## Problem to work on:
Read the records below and report each line in which "icon" occurs.

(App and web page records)
>>>

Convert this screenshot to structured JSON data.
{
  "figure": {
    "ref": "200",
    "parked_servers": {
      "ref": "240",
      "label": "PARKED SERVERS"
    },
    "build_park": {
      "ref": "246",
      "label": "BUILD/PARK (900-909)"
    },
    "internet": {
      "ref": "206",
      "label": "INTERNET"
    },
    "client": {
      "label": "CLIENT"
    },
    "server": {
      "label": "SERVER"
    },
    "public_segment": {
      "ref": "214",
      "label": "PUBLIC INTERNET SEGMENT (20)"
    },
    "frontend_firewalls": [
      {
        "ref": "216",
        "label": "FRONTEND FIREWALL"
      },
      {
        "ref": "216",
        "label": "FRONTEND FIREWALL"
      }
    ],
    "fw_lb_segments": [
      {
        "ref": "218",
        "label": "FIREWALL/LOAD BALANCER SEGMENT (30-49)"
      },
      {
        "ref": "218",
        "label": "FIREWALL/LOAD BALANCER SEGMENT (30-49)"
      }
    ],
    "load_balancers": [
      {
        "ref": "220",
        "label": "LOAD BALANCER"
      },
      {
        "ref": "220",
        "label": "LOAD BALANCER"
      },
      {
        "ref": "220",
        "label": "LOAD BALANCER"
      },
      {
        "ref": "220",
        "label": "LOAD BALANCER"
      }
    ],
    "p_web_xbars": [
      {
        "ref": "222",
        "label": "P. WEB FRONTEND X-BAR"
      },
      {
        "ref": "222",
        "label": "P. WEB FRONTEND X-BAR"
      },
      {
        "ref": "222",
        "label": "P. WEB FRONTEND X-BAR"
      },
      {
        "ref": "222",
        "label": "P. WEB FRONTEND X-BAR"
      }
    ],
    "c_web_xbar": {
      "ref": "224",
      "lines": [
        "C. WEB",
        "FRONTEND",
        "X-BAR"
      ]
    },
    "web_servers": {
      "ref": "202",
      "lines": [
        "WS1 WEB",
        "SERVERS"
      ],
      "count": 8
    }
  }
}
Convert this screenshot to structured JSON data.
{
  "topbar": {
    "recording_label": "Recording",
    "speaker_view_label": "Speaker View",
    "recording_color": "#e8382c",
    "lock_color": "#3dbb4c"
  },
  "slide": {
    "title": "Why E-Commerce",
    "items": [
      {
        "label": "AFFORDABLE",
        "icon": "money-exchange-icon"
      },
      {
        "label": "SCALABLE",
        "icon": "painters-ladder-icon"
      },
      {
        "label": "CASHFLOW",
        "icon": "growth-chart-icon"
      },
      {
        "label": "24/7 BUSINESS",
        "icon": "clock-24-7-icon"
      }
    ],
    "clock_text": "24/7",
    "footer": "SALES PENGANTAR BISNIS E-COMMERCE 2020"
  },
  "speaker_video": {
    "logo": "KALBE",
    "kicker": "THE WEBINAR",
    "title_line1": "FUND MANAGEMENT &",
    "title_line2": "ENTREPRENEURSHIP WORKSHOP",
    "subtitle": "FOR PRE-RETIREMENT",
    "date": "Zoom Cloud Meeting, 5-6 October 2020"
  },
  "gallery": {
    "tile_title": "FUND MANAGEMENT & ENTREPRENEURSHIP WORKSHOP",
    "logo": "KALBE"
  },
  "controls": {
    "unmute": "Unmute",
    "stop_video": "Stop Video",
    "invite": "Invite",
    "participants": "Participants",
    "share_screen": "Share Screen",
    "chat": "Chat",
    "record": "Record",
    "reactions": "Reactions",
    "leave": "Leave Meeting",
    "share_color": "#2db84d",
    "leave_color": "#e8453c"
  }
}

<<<

## Response area:
        "icon": "money-exchange-icon"
        "icon": "painters-ladder-icon"
        "icon": "growth-chart-icon"
        "icon": "clock-24-7-icon"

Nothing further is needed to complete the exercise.